*Task item*
Please write out all of the entries without altering anything.

------ Data for this exercise

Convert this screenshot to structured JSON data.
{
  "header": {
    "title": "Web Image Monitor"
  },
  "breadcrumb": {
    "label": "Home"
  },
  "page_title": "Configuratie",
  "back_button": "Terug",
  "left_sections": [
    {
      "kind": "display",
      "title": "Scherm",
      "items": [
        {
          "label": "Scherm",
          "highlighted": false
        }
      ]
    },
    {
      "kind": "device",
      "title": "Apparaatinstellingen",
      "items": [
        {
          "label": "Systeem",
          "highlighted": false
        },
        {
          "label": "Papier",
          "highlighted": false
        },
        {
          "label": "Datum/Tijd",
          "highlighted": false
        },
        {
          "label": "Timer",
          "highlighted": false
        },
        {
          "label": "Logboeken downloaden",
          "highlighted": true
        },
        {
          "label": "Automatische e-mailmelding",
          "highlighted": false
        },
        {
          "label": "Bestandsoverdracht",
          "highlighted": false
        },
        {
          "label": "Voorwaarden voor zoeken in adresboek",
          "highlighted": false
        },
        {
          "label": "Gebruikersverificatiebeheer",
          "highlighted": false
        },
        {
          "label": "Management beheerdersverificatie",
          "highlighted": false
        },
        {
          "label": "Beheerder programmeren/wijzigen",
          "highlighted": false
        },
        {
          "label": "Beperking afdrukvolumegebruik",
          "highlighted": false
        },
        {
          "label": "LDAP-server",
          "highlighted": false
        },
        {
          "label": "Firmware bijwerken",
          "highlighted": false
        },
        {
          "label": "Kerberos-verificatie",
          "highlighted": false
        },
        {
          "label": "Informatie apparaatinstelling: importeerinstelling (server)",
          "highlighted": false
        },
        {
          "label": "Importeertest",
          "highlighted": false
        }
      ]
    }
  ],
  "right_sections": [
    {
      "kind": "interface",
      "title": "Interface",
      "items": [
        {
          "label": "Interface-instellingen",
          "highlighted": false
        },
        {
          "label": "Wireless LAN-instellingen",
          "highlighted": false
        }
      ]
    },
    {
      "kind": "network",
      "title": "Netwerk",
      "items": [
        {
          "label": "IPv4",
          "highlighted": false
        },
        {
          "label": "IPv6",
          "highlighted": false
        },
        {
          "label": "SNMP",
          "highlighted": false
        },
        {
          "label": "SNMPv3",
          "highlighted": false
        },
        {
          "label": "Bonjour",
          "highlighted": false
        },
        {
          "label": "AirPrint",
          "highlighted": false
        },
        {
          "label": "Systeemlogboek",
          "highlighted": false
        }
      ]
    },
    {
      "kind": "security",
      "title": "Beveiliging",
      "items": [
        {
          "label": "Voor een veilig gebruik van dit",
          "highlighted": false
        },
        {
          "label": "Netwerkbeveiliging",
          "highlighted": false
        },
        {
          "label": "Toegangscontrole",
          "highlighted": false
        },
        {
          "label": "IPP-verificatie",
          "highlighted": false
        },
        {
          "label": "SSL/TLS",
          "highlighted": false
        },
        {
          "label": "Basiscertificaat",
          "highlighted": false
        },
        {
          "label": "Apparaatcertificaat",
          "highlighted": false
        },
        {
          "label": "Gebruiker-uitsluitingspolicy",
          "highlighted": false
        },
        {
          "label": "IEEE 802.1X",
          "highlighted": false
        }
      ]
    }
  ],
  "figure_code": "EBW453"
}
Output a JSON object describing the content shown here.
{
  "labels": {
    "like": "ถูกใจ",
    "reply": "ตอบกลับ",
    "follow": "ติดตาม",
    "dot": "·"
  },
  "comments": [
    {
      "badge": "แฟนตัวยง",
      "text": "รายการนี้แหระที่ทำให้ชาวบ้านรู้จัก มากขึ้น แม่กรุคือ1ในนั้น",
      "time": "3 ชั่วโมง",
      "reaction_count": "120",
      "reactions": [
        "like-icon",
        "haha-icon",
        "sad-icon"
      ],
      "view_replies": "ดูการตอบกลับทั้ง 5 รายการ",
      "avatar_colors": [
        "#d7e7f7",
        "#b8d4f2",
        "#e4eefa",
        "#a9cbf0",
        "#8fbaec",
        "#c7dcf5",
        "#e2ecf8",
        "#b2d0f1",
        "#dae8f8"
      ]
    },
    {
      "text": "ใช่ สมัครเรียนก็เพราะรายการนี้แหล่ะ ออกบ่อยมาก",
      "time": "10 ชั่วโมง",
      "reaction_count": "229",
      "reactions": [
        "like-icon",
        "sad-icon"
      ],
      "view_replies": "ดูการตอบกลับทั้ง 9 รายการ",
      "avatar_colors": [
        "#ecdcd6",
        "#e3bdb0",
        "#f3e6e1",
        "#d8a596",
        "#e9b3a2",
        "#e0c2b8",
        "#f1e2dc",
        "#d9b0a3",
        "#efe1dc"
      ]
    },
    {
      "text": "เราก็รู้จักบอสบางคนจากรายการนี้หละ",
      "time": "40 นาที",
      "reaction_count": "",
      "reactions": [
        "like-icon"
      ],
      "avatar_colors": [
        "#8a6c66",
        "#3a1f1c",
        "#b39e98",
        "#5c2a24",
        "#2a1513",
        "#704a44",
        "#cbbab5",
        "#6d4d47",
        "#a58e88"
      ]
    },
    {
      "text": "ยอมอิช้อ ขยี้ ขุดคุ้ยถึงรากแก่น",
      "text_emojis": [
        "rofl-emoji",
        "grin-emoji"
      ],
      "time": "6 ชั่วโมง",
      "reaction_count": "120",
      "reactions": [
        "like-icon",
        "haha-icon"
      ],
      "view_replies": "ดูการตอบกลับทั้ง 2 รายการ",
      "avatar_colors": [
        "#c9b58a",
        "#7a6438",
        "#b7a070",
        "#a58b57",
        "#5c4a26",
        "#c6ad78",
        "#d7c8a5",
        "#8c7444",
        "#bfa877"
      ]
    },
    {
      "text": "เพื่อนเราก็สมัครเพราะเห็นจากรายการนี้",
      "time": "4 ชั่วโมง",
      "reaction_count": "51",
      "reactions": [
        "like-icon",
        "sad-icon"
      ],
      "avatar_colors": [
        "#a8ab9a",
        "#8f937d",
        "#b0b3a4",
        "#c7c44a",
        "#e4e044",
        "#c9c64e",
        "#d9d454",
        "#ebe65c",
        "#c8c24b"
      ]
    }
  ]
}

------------

*Output of the exercise*
Convert this screenshot to structured JSON data.
{
  "header": {
    "title": "Web Image Monitor"
  },
  "breadcrumb": {
    "label": "Home"
  },
  "page_title": "Configuratie",
  "back_button": "Terug",
  "left_sections": [
    {
      "kind": "display",
      "title": "Scherm",
      "items": [
        {
          "label": "Scherm",
          "highlighted": false
        }
      ]
    },
    {
      "kind": "device",
      "title": "Apparaatinstellingen",
      "items": [
        {
          "label": "Systeem",
          "highlighted": false
        },
        {
          "label": "Papier",
          "highlighted": false
        },
        {
          "label": "Datum/Tijd",
          "highlighted": false
        },
        {
          "label": "Timer",
          "highlighted": false
        },
        {
          "label": "Logboeken downloaden",
          "highlighted": true
        },
        {
          "label": "Automatische e-mailmelding",
          "highlighted": false
        },
        {
          "label": "Bestandsoverdracht",
          "highlighted": false
        },
        {
          "label": "Voorwaarden voor zoeken in adresboek",
          "highlighted": false
        },
        {
          "label": "Gebruikersverificatiebeheer",
          "highlighted": false
        },
        {
          "label": "Management beheerdersverificatie",
          "highlighted": false
        },
        {
          "label": "Beheerder programmeren/wijzigen",
          "highlighted": false
        },
        {
          "label": "Beperking afdrukvolumegebruik",
          "highlighted": false
        },
        {
          "label": "LDAP-server",
          "highlighted": false
        },
        {
          "label": "Firmware bijwerken",
          "highlighted": false
        },
        {
          "label": "Kerberos-verificatie",
          "highlighted": false
        },
        {
          "label": "Informatie apparaatinstelling: importeerinstelling (server)",
          "highlighted": false
        },
        {
          "label": "Importeertest",
          "highlighted": false
        }
      ]
    }
  ],
  "right_sections": [
    {
      "kind": "interface",
      "title": "Interface",
      "items": [
        {
          "label": "Interface-instellingen",
          "highlighted": false
        },
        {
          "label": "Wireless LAN-instellingen",
          "highlighted": false
        }
      ]
    },
    {
      "kind": "network",
      "title": "Netwerk",
      "items": [
        {
          "label": "IPv4",
          "highlighted": false
        },
        {
          "label": "IPv6",
          "highlighted": false
        },
        {
          "label": "SNMP",
          "highlighted": false
        },
        {
          "label": "SNMPv3",
          "highlighted": false
        },
        {
          "label": "Bonjour",
          "highlighted": false
        },
        {
          "label": "AirPrint",
          "highlighted": false
        },
        {
          "label": "Systeemlogboek",
          "highlighted": false
        }
      ]
    },
    {
      "kind": "security",
      "title": "Beveiliging",
      "items": [
        {
          "label": "Voor een veilig gebruik van dit",
          "highlighted": false
        },
        {
          "label": "Netwerkbeveiliging",
          "highlighted": false
        },
        {
          "label": "Toegangscontrole",
          "highlighted": false
        },
        {
          "label": "IPP-verificatie",
          "highlighted": false
        },
        {
          "label": "SSL/TLS",
          "highlighted": false
        },
        {
          "label": "Basiscertificaat",
          "highlighted": false
        },
        {
          "label": "Apparaatcertificaat",
          "highlighted": false
        },
        {
          "label": "Gebruiker-uitsluitingspolicy",
          "highlighted": false
        },
        {
          "label": "IEEE 802.1X",
          "highlighted": false
        }
      ]
    }
  ],
  "figure_code": "EBW453"
}
Output a JSON object describing the content shown here.
{
  "labels": {
    "like": "ถูกใจ",
    "reply": "ตอบกลับ",
    "follow": "ติดตาม",
    "dot": "·"
  },
  "comments": [
    {
      "badge": "แฟนตัวยง",
      "text": "รายการนี้แหระที่ทำให้ชาวบ้านรู้จัก มากขึ้น แม่กรุคือ1ในนั้น",
      "time": "3 ชั่วโมง",
      "reaction_count": "120",
      "reactions": [
        "like-icon",
        "haha-icon",
        "sad-icon"
      ],
      "view_replies": "ดูการตอบกลับทั้ง 5 รายการ",
      "avatar_colors": [
        "#d7e7f7",
        "#b8d4f2",
        "#e4eefa",
        "#a9cbf0",
        "#8fbaec",
        "#c7dcf5",
        "#e2ecf8",
        "#b2d0f1",
        "#dae8f8"
      ]
    },
    {
      "text": "ใช่ สมัครเรียนก็เพราะรายการนี้แหล่ะ ออกบ่อยมาก",
      "time": "10 ชั่วโมง",
      "reaction_count": "229",
      "reactions": [
        "like-icon",
        "sad-icon"
      ],
      "view_replies": "ดูการตอบกลับทั้ง 9 รายการ",
      "avatar_colors": [
        "#ecdcd6",
        "#e3bdb0",
        "#f3e6e1",
        "#d8a596",
        "#e9b3a2",
        "#e0c2b8",
        "#f1e2dc",
        "#d9b0a3",
        "#efe1dc"
      ]
    },
    {
      "text": "เราก็รู้จักบอสบางคนจากรายการนี้หละ",
      "time": "40 นาที",
      "reaction_count": "",
      "reactions": [
        "like-icon"
      ],
      "avatar_colors": [
        "#8a6c66",
        "#3a1f1c",
        "#b39e98",
        "#5c2a24",
        "#2a1513",
        "#704a44",
        "#cbbab5",
        "#6d4d47",
        "#a58e88"
      ]
    },
    {
      "text": "ยอมอิช้อ ขยี้ ขุดคุ้ยถึงรากแก่น",
      "text_emojis": [
        "rofl-emoji",
        "grin-emoji"
      ],
      "time": "6 ชั่วโมง",
      "reaction_count": "120",
      "reactions": [
        "like-icon",
        "haha-icon"
      ],
      "view_replies": "ดูการตอบกลับทั้ง 2 รายการ",
      "avatar_colors": [
        "#c9b58a",
        "#7a6438",
        "#b7a070",
        "#a58b57",
        "#5c4a26",
        "#c6ad78",
        "#d7c8a5",
        "#8c7444",
        "#bfa877"
      ]
    },
    {
      "text": "เพื่อนเราก็สมัครเพราะเห็นจากรายการนี้",
      "time": "4 ชั่วโมง",
      "reaction_count": "51",
      "reactions": [
        "like-icon",
        "sad-icon"
      ],
      "avatar_colors": [
        "#a8ab9a",
        "#8f937d",
        "#b0b3a4",
        "#c7c44a",
        "#e4e044",
        "#c9c64e",
        "#d9d454",
        "#ebe65c",
        "#c8c24b"
      ]
    }
  ]
}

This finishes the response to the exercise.